■ AVAILABLE DATA:

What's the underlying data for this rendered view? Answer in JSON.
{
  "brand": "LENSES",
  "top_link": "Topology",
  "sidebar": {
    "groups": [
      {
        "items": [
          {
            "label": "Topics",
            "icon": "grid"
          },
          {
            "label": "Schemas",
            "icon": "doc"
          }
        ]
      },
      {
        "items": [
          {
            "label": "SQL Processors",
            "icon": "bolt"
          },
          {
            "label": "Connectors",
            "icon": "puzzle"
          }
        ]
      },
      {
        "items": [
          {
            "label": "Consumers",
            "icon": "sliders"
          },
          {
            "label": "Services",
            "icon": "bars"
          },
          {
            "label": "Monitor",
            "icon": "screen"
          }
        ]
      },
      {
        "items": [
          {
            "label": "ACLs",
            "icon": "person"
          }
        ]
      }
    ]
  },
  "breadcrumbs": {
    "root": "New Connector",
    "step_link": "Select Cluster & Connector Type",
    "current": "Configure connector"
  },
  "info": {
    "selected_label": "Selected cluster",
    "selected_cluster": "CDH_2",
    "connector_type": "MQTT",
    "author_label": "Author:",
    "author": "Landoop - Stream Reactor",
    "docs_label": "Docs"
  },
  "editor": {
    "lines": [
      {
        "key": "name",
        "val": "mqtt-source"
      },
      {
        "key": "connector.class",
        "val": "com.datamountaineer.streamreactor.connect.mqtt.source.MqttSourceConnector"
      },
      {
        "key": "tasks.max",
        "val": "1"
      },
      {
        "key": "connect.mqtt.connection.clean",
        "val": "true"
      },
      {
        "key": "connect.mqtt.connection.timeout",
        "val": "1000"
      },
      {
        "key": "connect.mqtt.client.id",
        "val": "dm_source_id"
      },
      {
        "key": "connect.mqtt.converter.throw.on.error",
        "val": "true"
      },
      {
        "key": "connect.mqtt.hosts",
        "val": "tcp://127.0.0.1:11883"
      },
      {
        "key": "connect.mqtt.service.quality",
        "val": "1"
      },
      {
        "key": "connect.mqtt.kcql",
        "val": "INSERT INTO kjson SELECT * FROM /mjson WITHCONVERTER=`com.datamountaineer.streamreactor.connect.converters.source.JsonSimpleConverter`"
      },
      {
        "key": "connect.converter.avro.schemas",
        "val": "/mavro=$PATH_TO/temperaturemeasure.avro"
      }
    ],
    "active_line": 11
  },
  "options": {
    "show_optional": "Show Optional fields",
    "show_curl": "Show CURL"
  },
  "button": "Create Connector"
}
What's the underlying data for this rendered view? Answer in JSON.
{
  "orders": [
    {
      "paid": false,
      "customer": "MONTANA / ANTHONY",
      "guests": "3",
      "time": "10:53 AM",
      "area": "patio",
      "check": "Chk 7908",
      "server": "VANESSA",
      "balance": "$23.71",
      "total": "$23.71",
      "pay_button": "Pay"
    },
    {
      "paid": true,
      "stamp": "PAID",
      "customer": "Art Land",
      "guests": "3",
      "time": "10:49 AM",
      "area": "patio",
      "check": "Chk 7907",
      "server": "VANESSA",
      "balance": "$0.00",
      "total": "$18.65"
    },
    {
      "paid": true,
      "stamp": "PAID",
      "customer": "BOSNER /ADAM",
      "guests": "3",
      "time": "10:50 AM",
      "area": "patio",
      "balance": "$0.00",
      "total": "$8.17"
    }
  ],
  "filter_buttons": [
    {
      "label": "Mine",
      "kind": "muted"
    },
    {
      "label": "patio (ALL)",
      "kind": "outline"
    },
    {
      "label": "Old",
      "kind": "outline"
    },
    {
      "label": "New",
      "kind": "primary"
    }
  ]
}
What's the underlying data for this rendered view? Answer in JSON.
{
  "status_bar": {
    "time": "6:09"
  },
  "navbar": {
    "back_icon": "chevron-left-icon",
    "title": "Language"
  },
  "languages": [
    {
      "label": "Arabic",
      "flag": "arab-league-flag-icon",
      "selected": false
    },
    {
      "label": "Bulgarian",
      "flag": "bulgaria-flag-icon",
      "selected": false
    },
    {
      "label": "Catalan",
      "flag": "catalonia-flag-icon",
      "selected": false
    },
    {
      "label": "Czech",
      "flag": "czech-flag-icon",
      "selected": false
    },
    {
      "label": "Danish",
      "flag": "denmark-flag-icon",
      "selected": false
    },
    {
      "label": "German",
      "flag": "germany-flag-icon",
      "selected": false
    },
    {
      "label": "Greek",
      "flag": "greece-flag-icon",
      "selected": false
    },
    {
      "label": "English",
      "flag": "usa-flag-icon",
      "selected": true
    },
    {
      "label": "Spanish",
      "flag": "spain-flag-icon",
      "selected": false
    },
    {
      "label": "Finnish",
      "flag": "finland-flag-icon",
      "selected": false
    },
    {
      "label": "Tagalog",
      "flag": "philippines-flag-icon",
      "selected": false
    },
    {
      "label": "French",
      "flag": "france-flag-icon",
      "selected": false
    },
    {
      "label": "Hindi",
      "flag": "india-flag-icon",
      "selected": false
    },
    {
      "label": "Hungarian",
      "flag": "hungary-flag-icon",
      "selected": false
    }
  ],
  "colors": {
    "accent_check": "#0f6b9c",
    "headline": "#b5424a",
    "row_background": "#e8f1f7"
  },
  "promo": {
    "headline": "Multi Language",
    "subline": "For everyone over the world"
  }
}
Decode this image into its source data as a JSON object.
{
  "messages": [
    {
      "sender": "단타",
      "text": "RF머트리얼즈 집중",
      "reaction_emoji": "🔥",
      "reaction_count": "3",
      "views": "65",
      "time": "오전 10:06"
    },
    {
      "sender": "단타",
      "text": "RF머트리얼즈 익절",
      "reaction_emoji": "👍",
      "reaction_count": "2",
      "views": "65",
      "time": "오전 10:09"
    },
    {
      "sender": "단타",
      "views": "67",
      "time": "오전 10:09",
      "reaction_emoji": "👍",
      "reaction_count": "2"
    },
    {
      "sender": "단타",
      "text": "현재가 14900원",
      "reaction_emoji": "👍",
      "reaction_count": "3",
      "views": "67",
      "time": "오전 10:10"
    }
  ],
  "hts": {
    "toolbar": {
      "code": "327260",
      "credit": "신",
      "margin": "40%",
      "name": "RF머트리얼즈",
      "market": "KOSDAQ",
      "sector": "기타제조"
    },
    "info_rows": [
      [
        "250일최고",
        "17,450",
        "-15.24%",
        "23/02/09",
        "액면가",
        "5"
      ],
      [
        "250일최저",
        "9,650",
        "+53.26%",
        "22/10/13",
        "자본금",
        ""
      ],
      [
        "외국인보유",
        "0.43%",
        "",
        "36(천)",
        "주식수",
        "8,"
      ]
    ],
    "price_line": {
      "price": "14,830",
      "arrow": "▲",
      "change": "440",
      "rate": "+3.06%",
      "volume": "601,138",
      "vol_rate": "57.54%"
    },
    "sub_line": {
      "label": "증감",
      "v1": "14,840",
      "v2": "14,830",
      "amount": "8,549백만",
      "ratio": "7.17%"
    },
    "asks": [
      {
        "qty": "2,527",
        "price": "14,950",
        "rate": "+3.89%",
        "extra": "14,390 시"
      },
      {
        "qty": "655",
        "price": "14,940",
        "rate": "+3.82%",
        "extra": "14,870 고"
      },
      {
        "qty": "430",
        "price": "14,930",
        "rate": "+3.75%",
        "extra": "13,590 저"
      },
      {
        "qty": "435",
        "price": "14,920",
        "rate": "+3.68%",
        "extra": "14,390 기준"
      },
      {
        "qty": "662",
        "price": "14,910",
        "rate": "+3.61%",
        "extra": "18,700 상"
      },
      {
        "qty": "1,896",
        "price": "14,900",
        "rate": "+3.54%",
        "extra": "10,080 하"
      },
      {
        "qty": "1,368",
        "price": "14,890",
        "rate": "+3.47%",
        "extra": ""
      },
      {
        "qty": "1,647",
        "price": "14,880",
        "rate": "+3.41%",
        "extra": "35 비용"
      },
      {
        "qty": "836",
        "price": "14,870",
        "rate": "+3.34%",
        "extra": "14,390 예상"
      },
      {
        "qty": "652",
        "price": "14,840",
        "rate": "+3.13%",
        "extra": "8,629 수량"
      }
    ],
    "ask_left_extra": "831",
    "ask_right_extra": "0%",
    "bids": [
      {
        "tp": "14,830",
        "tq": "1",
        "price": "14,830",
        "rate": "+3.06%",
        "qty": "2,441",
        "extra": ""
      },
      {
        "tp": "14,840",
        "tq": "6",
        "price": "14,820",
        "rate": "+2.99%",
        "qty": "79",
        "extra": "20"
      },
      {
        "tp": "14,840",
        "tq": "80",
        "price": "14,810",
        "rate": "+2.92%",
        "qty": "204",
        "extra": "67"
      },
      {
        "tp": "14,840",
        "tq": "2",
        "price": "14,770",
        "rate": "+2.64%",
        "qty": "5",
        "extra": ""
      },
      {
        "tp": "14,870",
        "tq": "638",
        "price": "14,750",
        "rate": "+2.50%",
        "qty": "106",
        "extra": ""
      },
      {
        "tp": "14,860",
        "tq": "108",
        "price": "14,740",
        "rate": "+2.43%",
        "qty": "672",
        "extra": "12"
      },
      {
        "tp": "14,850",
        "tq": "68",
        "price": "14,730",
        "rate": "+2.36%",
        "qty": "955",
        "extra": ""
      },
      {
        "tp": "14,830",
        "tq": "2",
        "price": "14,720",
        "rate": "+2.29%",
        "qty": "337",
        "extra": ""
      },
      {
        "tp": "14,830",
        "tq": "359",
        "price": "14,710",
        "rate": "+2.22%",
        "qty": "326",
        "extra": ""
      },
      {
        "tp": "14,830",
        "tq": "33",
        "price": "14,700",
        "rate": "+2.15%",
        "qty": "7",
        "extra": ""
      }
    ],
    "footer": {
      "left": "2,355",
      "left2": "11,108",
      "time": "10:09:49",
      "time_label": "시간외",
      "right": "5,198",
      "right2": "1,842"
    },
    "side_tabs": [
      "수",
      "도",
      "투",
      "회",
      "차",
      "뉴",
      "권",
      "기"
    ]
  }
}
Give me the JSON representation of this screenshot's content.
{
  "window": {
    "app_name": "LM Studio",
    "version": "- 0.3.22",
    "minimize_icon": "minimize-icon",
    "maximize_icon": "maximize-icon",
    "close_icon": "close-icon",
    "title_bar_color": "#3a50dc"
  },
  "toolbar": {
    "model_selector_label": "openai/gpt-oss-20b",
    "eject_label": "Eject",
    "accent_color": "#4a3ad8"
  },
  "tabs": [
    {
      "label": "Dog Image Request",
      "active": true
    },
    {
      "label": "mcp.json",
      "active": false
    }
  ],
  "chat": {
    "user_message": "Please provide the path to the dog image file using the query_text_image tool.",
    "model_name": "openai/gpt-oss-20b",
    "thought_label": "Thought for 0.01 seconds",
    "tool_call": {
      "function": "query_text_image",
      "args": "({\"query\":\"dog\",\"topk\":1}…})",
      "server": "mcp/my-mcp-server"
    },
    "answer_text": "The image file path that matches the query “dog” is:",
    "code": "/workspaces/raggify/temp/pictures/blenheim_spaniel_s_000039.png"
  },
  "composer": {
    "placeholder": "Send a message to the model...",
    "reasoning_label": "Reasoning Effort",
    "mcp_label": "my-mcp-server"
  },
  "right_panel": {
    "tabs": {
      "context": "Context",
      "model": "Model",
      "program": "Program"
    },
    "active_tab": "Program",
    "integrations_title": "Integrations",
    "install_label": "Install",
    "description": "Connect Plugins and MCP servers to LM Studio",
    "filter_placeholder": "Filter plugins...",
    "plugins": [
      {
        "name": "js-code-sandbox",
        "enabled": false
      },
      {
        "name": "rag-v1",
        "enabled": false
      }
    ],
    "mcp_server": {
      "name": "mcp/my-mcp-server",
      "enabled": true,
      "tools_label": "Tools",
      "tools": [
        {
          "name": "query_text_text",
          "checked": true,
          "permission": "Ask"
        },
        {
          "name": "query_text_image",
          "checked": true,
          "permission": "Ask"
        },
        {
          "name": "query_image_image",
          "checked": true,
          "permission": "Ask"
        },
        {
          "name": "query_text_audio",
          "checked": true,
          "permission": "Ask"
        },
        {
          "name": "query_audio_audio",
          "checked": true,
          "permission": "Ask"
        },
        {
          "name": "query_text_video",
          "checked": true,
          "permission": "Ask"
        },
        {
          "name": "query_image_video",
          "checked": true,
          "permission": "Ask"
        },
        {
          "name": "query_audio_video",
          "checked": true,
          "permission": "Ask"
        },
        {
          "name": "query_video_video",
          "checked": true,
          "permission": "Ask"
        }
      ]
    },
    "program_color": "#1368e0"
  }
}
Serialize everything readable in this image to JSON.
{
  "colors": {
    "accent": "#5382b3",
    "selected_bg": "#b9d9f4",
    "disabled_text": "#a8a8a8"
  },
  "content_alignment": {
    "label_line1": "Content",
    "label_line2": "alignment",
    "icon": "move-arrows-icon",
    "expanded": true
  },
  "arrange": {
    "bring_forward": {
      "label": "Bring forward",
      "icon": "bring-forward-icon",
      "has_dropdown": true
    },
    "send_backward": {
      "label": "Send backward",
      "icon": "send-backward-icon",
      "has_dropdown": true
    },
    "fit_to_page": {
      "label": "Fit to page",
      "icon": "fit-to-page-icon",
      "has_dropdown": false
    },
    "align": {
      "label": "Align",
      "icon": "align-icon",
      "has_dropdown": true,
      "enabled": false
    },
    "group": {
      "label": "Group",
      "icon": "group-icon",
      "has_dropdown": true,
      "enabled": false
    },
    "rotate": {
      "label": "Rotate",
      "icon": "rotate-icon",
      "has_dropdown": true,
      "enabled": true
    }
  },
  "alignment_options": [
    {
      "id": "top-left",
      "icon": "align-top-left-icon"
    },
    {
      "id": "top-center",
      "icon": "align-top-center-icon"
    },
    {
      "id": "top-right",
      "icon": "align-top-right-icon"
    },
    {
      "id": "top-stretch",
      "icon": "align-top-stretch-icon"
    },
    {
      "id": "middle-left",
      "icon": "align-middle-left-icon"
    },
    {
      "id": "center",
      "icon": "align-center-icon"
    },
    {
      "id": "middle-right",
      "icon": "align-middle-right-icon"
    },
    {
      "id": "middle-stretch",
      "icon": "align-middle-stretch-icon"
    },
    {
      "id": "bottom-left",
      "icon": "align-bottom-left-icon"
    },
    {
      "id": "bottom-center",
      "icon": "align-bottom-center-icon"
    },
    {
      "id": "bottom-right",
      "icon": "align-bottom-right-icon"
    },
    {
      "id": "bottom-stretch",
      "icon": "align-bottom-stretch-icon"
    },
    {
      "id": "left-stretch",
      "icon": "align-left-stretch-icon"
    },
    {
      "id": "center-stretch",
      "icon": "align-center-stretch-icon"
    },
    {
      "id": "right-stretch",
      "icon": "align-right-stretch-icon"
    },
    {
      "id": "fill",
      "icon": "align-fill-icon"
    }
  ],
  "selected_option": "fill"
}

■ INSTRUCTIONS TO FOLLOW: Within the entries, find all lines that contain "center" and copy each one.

■ SOLUTION:
      "id": "top-center",
      "icon": "align-top-center-icon"
      "id": "center",
      "icon": "align-center-icon"
      "id": "bottom-center",
      "icon": "align-bottom-center-icon"
      "id": "center-stretch",
      "icon": "align-center-stretch-icon"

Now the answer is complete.